Thursday, 5 August 2010

French Jews Fight for their Names

After witnessing the fervour with which their countrymen turned on them (or just turned a completely blind eye) and helped the police round up their families to be shipped off in les "Convois" to their deaths, many Jews decided to change their family name as a form of protection. Some of them had assumed Catholic names and identities during the war (especially children who were in hiding) and simply kept these names, others changed their names after the war and even into the 1960s fearing that 'it could happen again.' Not only did many survivors change their names, they also hid or completely distanced themselves from their Jewish identity as a form of self-preservation. Even recent interviews with the Second and Third Generation indicate that a number of survivors' descendents living in France feel they would have been limited in their career paths and faced discrimination if they had Jewish sounding last names. These individuals who lived through unspeakable horrors, many of whom lost their families, thought the best way to ensure their safety and that of their children was to erase their Jewish identity. And now they want it back:

But their children and grandchildren see their old names as a trail of their family history. The problem is, French law doesn't allow someone to revert to a former name. And on the rare occasions requests are considered, officials insist that the whole family must agree.

"I started by filing requests at the State Council 25 years ago, before my daughter was born. I wanted to give her my real name," said Olivier Rubinstein, now Raimbaud.

"My parents changed our name in the sixties because they did not want us to be subjected to antisemitism. They'd been through the war. After my first request, I was told I cannot reclaim what's considered a foreign name."

For 200 years French law has stipulated that family names are "immutable" and must be continued. People can change their last name if it sounds ridiculous or foreign. They can also claim another name if it's about to disappear. But this only applies to "French" names.

About a dozen people formed an association called The Strength of the Name and were received at the justice ministry and filed four new individual requests for name changes.
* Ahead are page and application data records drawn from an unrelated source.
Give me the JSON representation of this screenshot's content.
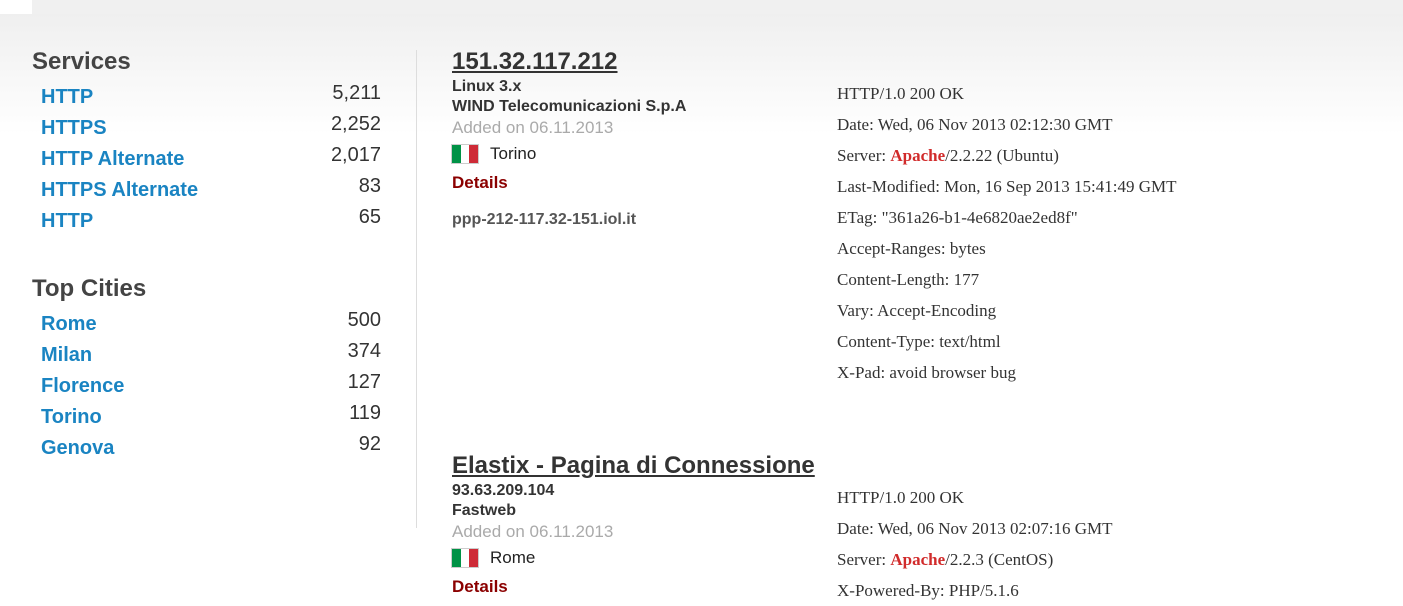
{
  "sidebar": {
    "services_heading": "Services",
    "services": [
      {
        "label": "HTTP",
        "count": "5,211"
      },
      {
        "label": "HTTPS",
        "count": "2,252"
      },
      {
        "label": "HTTP Alternate",
        "count": "2,017"
      },
      {
        "label": "HTTPS Alternate",
        "count": "83"
      },
      {
        "label": "HTTP",
        "count": "65"
      }
    ],
    "cities_heading": "Top Cities",
    "cities": [
      {
        "label": "Rome",
        "count": "500"
      },
      {
        "label": "Milan",
        "count": "374"
      },
      {
        "label": "Florence",
        "count": "127"
      },
      {
        "label": "Torino",
        "count": "119"
      },
      {
        "label": "Genova",
        "count": "92"
      }
    ]
  },
  "results": [
    {
      "title": "151.32.117.212",
      "line1": "Linux 3.x",
      "line2": "WIND Telecomunicazioni S.p.A",
      "added": "Added on 06.11.2013",
      "city": "Torino",
      "flag_icon": "italy-flag-icon",
      "details": "Details",
      "hostname": "ppp-212-117.32-151.iol.it",
      "banner": {
        "status": "HTTP/1.0 200 OK",
        "date": "Date: Wed, 06 Nov 2013 02:12:30 GMT",
        "server_prefix": "Server: ",
        "server_name": "Apache",
        "server_suffix": "/2.2.22 (Ubuntu)",
        "last_modified": "Last-Modified: Mon, 16 Sep 2013 15:41:49 GMT",
        "etag": "ETag: \"361a26-b1-4e6820ae2ed8f\"",
        "accept_ranges": "Accept-Ranges: bytes",
        "content_length": "Content-Length: 177",
        "vary": "Vary: Accept-Encoding",
        "content_type": "Content-Type: text/html",
        "x_pad": "X-Pad: avoid browser bug"
      }
    },
    {
      "title": "Elastix - Pagina di Connessione",
      "line1": "93.63.209.104",
      "line2": "Fastweb",
      "added": "Added on 06.11.2013",
      "city": "Rome",
      "flag_icon": "italy-flag-icon",
      "details": "Details",
      "banner": {
        "status": "HTTP/1.0 200 OK",
        "date": "Date: Wed, 06 Nov 2013 02:07:16 GMT",
        "server_prefix": "Server: ",
        "server_name": "Apache",
        "server_suffix": "/2.2.3 (CentOS)",
        "x_powered_by": "X-Powered-By: PHP/5.1.6"
      }
    }
  ],
  "colors": {
    "link_blue": "#1a84c2",
    "details_red": "#8b0000",
    "server_red": "#d12b2b",
    "flag_green": "#009246",
    "flag_white": "#ffffff",
    "flag_red": "#ce2b37"
  }
}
"We're waiting to see how this procedure goes before we decide how to move forward," said founder CĂ©line Masson. "We insist that we're not asking to change names but to get our names back. It's completely different."

Yes, it is completely different. There are many families where only a few people survived - and if their names are not restored to this generation they will be gone from history forever. Eradicated as though they never existed - as was the original intention.

These names must be restored.